1983 Jackie Goldberg is the first openly homosexual Board Member of the Los Angeles Unified School District. She serves until 1991.
1984 Aurora Castillo, the great-great-granddaughter of Augustine Pedro Olvera, for whom Olvera Street is named, starts the Mothers of East Los Angeles (MELA), a community organization to protect East Los Angeles from environmental and public health threats. MELA successfully stops a prison from being built in East Los Angeles and halts the building of an incinerator and hazardous waste treatment plant, citing probable environmental threats.
1987 Los Angeles County’s agricultural basin is 32,000 acres, down from its height of 318,000 in 1942.
1988 Congress enacts the Civil Rights Restoration Act over President Ronald Reagan's veto. It prohibits sex discriminations throughout educational institutions receiving federal funds, restoring Title IX.
1989 The US Bank Tower, formerly the Library Tower and First Interstate World Center, is completed. One of Los Angeles’ most recognizable skyscrapers at 73 stories tall, it is located at 633 West Fifth Street. It is the ninth-tallest building in the United States, the tallest North American skyscraper west of the Mississippi River, the tallest building in California.
1991 The Persian Gulf War begins January 16 and ends February 28 and results in 467 American deaths.
1991 March 3 - Rodney King is arrested and beaten by a group of police officers on March 3. The incident, except for the first thirteen seconds after King stopped, is captured on video by a private citizen, George Holliday, from his apartment near the intersection of Foothill Blvd and Osborne St. in Lake View Terrace.

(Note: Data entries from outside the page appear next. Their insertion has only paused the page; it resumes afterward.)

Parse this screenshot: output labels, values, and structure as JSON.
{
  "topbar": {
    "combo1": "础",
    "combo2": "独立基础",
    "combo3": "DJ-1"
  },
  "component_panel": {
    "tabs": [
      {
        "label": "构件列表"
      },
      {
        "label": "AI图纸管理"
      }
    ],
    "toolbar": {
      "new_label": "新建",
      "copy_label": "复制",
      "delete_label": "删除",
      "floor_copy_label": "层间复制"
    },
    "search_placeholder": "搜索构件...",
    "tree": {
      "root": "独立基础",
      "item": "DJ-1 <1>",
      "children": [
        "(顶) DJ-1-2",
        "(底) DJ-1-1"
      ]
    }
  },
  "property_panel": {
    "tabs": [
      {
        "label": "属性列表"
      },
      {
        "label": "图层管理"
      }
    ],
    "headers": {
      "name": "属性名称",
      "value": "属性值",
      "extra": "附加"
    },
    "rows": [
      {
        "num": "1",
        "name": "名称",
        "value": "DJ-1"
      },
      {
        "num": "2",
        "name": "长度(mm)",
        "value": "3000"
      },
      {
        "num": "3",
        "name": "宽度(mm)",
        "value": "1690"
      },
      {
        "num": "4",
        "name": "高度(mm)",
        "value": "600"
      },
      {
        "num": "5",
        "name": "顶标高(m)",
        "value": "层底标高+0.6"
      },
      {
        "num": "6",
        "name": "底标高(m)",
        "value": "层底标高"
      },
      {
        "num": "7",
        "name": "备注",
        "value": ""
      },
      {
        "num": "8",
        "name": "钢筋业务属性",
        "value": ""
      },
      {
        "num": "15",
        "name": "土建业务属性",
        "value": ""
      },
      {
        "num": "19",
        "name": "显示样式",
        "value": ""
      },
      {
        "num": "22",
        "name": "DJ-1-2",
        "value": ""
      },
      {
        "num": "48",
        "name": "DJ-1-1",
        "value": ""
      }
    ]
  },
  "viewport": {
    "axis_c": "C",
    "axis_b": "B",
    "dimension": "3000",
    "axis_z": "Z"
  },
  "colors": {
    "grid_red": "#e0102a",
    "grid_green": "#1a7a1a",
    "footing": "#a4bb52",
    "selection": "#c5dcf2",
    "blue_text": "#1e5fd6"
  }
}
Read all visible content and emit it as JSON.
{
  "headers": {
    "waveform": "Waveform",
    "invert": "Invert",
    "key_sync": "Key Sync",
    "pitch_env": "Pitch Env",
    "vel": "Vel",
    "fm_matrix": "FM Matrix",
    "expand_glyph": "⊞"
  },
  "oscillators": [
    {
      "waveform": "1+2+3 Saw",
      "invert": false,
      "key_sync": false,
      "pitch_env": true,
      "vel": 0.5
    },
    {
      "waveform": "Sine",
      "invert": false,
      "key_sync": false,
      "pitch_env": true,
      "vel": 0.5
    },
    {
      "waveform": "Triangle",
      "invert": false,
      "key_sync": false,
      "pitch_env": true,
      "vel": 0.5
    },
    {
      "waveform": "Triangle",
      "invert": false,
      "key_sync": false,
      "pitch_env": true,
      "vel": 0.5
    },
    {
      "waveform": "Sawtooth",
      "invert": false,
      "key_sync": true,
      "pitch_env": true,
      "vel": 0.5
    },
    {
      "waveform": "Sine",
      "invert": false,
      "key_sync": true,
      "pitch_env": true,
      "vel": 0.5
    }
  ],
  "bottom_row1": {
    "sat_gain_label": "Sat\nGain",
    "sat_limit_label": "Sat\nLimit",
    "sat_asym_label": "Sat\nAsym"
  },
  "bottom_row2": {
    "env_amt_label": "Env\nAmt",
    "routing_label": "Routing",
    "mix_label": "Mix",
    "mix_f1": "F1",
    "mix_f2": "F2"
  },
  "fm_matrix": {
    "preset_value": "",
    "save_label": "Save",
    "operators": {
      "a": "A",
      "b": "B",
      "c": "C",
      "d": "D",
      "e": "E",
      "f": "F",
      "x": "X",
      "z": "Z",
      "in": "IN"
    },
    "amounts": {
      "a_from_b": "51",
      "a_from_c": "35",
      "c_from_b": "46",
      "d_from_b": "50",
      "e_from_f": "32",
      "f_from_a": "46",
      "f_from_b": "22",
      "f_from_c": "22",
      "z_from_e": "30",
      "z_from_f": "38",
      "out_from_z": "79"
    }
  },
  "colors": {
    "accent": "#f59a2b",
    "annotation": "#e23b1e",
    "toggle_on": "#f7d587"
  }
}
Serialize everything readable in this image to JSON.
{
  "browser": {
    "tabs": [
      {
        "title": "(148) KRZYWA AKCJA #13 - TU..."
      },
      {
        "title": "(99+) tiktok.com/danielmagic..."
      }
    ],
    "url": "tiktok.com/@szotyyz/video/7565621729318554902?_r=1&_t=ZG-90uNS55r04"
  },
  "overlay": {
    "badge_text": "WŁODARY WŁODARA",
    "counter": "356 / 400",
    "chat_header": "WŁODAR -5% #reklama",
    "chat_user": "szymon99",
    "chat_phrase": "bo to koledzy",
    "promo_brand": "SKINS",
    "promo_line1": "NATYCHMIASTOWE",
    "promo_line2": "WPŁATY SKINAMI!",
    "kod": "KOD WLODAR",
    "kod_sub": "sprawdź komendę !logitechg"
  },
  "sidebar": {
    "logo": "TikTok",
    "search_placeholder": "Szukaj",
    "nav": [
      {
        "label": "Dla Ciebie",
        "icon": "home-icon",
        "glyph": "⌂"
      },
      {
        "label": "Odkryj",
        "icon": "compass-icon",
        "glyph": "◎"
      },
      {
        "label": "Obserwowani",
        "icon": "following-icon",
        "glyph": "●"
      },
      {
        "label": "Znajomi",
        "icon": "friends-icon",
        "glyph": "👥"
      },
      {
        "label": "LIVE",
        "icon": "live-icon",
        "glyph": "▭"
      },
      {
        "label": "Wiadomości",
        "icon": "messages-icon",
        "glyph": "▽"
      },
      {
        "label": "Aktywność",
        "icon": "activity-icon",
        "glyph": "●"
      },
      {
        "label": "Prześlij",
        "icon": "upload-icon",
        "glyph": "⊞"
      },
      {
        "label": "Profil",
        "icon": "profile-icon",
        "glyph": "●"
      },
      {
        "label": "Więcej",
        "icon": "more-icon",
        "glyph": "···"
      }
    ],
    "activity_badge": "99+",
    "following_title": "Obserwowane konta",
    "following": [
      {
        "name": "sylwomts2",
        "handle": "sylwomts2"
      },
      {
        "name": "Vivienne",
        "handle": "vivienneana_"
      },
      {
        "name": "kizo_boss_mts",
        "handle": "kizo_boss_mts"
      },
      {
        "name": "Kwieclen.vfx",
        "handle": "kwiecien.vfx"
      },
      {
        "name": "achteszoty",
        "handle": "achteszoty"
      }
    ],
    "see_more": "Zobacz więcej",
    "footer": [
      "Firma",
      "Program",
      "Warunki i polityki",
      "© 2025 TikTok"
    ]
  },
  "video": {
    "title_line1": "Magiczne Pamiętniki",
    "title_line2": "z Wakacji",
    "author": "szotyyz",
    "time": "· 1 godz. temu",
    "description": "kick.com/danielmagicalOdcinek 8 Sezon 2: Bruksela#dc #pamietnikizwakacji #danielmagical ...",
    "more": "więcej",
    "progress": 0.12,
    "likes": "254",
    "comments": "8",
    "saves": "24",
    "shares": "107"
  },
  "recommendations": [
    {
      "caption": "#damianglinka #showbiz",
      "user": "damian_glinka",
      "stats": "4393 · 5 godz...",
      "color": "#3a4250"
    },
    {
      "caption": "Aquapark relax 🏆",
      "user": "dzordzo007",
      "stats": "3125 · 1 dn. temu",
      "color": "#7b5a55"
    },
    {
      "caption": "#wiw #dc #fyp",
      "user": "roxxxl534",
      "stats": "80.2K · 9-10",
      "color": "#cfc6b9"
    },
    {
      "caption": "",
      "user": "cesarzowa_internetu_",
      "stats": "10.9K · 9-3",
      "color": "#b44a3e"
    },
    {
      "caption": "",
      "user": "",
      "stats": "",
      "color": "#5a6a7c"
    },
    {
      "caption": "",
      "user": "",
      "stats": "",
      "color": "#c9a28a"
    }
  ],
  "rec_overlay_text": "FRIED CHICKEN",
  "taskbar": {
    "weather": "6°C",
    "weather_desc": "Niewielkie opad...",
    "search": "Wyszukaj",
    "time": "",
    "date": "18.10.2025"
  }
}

The four officers are charged with use of excessive force.
1991 March 16 – Los Angeles grocery store owner Korean American woman, Soon Ja Du shoots and kills Latasha Harlin, a 15-year old African American girl in the back of the head as she is exiting the store. Seconds earlier, Harlin had swung at Ja Du after the storeowner grabbed her backpack. On November 15 - Superior Court Judge Joyce Harlin sentences Soon Ja Du to probation in the shooting death of Latasha Harlin.
1992 April 29 - The Rodney King trial takes place in Simi Valley with a jury of Ventura County residents — ten whites, one Latino and one Asian. The jury acquits the officers. Upon hearing the verdict, hundreds of Los Angelenos begin a protest that turns into a “live” televised six-day riot where 53 people die at a cost of $1,000,000,000.
1994 California adopts Proposition 187 and denies public services to undocumented immigrants.
1996 Proposition 209, banning affirmative action, is passed by California voters.
2006 Thanks in part to the organizing of Clare Marter Kenyon, the California Black Walnut and two other species are added to the Oak Tree Ordinance and placing them on the list of trees protected in Southern California.
2007 The City of Los Angeles agrees to pay former Los Angeles firefighter Tennie Pierce $1.43 million to settle a racial discrimination lawsuit. African American Pierce had sued after a colleague slipped dog food into his spaghetti following a volleyball game in which Pierce repeatedly joked "Feed the big dog!" in reference to himself. In uncovering Pierce’s allegations, investigators discover a hostile atmosphere of hazing directed at African Americans and women in the Los Angeles Fire Department.